DIRECTIONS
Each line of the listing needs to be given again exactly.

AVAILABLE DATA
********************

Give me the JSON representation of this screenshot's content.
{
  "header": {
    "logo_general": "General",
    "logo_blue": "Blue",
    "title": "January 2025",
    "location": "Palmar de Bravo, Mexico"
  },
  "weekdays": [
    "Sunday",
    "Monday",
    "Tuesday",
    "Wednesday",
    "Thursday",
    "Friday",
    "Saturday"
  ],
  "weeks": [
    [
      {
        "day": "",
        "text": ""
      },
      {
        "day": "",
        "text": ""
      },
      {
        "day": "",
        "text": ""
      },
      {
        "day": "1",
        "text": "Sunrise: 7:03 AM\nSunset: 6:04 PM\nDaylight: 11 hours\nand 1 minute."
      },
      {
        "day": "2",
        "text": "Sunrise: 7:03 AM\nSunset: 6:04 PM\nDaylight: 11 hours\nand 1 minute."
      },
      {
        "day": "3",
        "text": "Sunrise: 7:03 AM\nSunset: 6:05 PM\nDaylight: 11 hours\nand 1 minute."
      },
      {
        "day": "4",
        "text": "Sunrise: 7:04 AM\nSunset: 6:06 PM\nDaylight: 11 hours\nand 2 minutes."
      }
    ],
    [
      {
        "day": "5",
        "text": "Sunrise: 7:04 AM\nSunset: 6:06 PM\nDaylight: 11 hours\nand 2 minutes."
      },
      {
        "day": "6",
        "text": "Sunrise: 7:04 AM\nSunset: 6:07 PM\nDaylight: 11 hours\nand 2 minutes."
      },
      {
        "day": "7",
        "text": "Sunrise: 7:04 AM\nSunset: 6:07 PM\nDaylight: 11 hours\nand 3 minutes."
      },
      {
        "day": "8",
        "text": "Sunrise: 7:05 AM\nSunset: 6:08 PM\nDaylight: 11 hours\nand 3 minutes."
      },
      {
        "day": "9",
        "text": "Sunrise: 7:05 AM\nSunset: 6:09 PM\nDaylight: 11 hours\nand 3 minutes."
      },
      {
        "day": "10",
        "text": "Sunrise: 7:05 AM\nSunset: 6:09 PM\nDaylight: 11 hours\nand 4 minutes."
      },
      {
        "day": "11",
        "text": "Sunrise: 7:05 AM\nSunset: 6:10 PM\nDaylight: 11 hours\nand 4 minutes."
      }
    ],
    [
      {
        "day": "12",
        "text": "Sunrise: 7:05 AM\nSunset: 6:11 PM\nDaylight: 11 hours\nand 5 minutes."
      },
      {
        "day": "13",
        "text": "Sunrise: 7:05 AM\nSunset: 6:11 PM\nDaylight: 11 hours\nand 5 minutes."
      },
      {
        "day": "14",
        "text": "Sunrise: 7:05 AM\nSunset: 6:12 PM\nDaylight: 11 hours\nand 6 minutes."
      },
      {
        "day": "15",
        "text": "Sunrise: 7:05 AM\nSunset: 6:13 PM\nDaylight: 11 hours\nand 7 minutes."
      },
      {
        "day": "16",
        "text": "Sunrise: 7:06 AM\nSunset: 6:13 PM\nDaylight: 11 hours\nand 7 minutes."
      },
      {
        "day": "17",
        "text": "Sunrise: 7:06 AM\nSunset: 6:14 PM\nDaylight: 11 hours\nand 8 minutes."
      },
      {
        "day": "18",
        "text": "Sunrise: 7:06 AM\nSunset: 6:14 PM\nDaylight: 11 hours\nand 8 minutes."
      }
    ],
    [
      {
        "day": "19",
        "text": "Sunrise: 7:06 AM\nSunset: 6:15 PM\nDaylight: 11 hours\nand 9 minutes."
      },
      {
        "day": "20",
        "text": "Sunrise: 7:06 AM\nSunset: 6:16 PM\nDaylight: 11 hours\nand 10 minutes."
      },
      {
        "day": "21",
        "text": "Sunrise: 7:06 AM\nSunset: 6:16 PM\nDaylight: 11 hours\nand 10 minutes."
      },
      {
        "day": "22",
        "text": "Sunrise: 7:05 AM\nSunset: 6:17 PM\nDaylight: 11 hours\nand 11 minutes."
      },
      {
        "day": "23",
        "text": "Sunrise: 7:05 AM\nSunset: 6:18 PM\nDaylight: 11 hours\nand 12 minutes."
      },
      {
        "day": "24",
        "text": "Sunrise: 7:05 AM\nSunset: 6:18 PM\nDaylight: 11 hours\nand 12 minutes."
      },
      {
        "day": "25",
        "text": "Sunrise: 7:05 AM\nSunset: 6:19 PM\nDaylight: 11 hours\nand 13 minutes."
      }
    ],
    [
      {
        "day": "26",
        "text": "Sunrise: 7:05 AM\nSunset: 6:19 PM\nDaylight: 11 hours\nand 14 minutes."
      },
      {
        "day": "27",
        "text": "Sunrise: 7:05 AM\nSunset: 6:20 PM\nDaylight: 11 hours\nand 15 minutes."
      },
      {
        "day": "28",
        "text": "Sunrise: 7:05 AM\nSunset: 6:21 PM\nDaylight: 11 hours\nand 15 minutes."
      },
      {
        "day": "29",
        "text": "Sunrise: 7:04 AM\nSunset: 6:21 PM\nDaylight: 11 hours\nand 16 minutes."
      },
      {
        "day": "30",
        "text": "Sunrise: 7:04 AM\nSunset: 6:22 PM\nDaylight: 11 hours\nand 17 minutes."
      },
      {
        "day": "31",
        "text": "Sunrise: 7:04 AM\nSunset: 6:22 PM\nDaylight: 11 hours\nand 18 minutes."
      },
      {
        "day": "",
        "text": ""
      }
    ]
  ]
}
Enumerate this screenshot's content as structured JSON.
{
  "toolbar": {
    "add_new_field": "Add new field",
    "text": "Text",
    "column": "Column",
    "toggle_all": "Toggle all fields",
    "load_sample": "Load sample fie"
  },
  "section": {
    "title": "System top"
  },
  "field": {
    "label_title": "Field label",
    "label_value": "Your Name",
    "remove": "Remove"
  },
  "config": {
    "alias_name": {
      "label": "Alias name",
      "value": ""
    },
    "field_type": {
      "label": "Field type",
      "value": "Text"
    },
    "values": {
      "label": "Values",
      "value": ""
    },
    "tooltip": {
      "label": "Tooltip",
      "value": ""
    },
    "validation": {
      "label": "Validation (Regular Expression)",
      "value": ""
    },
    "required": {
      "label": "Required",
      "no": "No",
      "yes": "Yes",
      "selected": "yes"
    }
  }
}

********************

SOLUTION FOR THIS PROBLEM
Give me the JSON representation of this screenshot's content.
{
  "header": {
    "logo_general": "General",
    "logo_blue": "Blue",
    "title": "January 2025",
    "location": "Palmar de Bravo, Mexico"
  },
  "weekdays": [
    "Sunday",
    "Monday",
    "Tuesday",
    "Wednesday",
    "Thursday",
    "Friday",
    "Saturday"
  ],
  "weeks": [
    [
      {
        "day": "",
        "text": ""
      },
      {
        "day": "",
        "text": ""
      },
      {
        "day": "",
        "text": ""
      },
      {
        "day": "1",
        "text": "Sunrise: 7:03 AM\nSunset: 6:04 PM\nDaylight: 11 hours\nand 1 minute."
      },
      {
        "day": "2",
        "text": "Sunrise: 7:03 AM\nSunset: 6:04 PM\nDaylight: 11 hours\nand 1 minute."
      },
      {
        "day": "3",
        "text": "Sunrise: 7:03 AM\nSunset: 6:05 PM\nDaylight: 11 hours\nand 1 minute."
      },
      {
        "day": "4",
        "text": "Sunrise: 7:04 AM\nSunset: 6:06 PM\nDaylight: 11 hours\nand 2 minutes."
      }
    ],
    [
      {
        "day": "5",
        "text": "Sunrise: 7:04 AM\nSunset: 6:06 PM\nDaylight: 11 hours\nand 2 minutes."
      },
      {
        "day": "6",
        "text": "Sunrise: 7:04 AM\nSunset: 6:07 PM\nDaylight: 11 hours\nand 2 minutes."
      },
      {
        "day": "7",
        "text": "Sunrise: 7:04 AM\nSunset: 6:07 PM\nDaylight: 11 hours\nand 3 minutes."
      },
      {
        "day": "8",
        "text": "Sunrise: 7:05 AM\nSunset: 6:08 PM\nDaylight: 11 hours\nand 3 minutes."
      },
      {
        "day": "9",
        "text": "Sunrise: 7:05 AM\nSunset: 6:09 PM\nDaylight: 11 hours\nand 3 minutes."
      },
      {
        "day": "10",
        "text": "Sunrise: 7:05 AM\nSunset: 6:09 PM\nDaylight: 11 hours\nand 4 minutes."
      },
      {
        "day": "11",
        "text": "Sunrise: 7:05 AM\nSunset: 6:10 PM\nDaylight: 11 hours\nand 4 minutes."
      }
    ],
    [
      {
        "day": "12",
        "text": "Sunrise: 7:05 AM\nSunset: 6:11 PM\nDaylight: 11 hours\nand 5 minutes."
      },
      {
        "day": "13",
        "text": "Sunrise: 7:05 AM\nSunset: 6:11 PM\nDaylight: 11 hours\nand 5 minutes."
      },
      {
        "day": "14",
        "text": "Sunrise: 7:05 AM\nSunset: 6:12 PM\nDaylight: 11 hours\nand 6 minutes."
      },
      {
        "day": "15",
        "text": "Sunrise: 7:05 AM\nSunset: 6:13 PM\nDaylight: 11 hours\nand 7 minutes."
      },
      {
        "day": "16",
        "text": "Sunrise: 7:06 AM\nSunset: 6:13 PM\nDaylight: 11 hours\nand 7 minutes."
      },
      {
        "day": "17",
        "text": "Sunrise: 7:06 AM\nSunset: 6:14 PM\nDaylight: 11 hours\nand 8 minutes."
      },
      {
        "day": "18",
        "text": "Sunrise: 7:06 AM\nSunset: 6:14 PM\nDaylight: 11 hours\nand 8 minutes."
      }
    ],
    [
      {
        "day": "19",
        "text": "Sunrise: 7:06 AM\nSunset: 6:15 PM\nDaylight: 11 hours\nand 9 minutes."
      },
      {
        "day": "20",
        "text": "Sunrise: 7:06 AM\nSunset: 6:16 PM\nDaylight: 11 hours\nand 10 minutes."
      },
      {
        "day": "21",
        "text": "Sunrise: 7:06 AM\nSunset: 6:16 PM\nDaylight: 11 hours\nand 10 minutes."
      },
      {
        "day": "22",
        "text": "Sunrise: 7:05 AM\nSunset: 6:17 PM\nDaylight: 11 hours\nand 11 minutes."
      },
      {
        "day": "23",
        "text": "Sunrise: 7:05 AM\nSunset: 6:18 PM\nDaylight: 11 hours\nand 12 minutes."
      },
      {
        "day": "24",
        "text": "Sunrise: 7:05 AM\nSunset: 6:18 PM\nDaylight: 11 hours\nand 12 minutes."
      },
      {
        "day": "25",
        "text": "Sunrise: 7:05 AM\nSunset: 6:19 PM\nDaylight: 11 hours\nand 13 minutes."
      }
    ],
    [
      {
        "day": "26",
        "text": "Sunrise: 7:05 AM\nSunset: 6:19 PM\nDaylight: 11 hours\nand 14 minutes."
      },
      {
        "day": "27",
        "text": "Sunrise: 7:05 AM\nSunset: 6:20 PM\nDaylight: 11 hours\nand 15 minutes."
      },
      {
        "day": "28",
        "text": "Sunrise: 7:05 AM\nSunset: 6:21 PM\nDaylight: 11 hours\nand 15 minutes."
      },
      {
        "day": "29",
        "text": "Sunrise: 7:04 AM\nSunset: 6:21 PM\nDaylight: 11 hours\nand 16 minutes."
      },
      {
        "day": "30",
        "text": "Sunrise: 7:04 AM\nSunset: 6:22 PM\nDaylight: 11 hours\nand 17 minutes."
      },
      {
        "day": "31",
        "text": "Sunrise: 7:04 AM\nSunset: 6:22 PM\nDaylight: 11 hours\nand 18 minutes."
      },
      {
        "day": "",
        "text": ""
      }
    ]
  ]
}
Enumerate this screenshot's content as structured JSON.
{
  "toolbar": {
    "add_new_field": "Add new field",
    "text": "Text",
    "column": "Column",
    "toggle_all": "Toggle all fields",
    "load_sample": "Load sample fie"
  },
  "section": {
    "title": "System top"
  },
  "field": {
    "label_title": "Field label",
    "label_value": "Your Name",
    "remove": "Remove"
  },
  "config": {
    "alias_name": {
      "label": "Alias name",
      "value": ""
    },
    "field_type": {
      "label": "Field type",
      "value": "Text"
    },
    "values": {
      "label": "Values",
      "value": ""
    },
    "tooltip": {
      "label": "Tooltip",
      "value": ""
    },
    "validation": {
      "label": "Validation (Regular Expression)",
      "value": ""
    },
    "required": {
      "label": "Required",
      "no": "No",
      "yes": "Yes",
      "selected": "yes"
    }
  }
}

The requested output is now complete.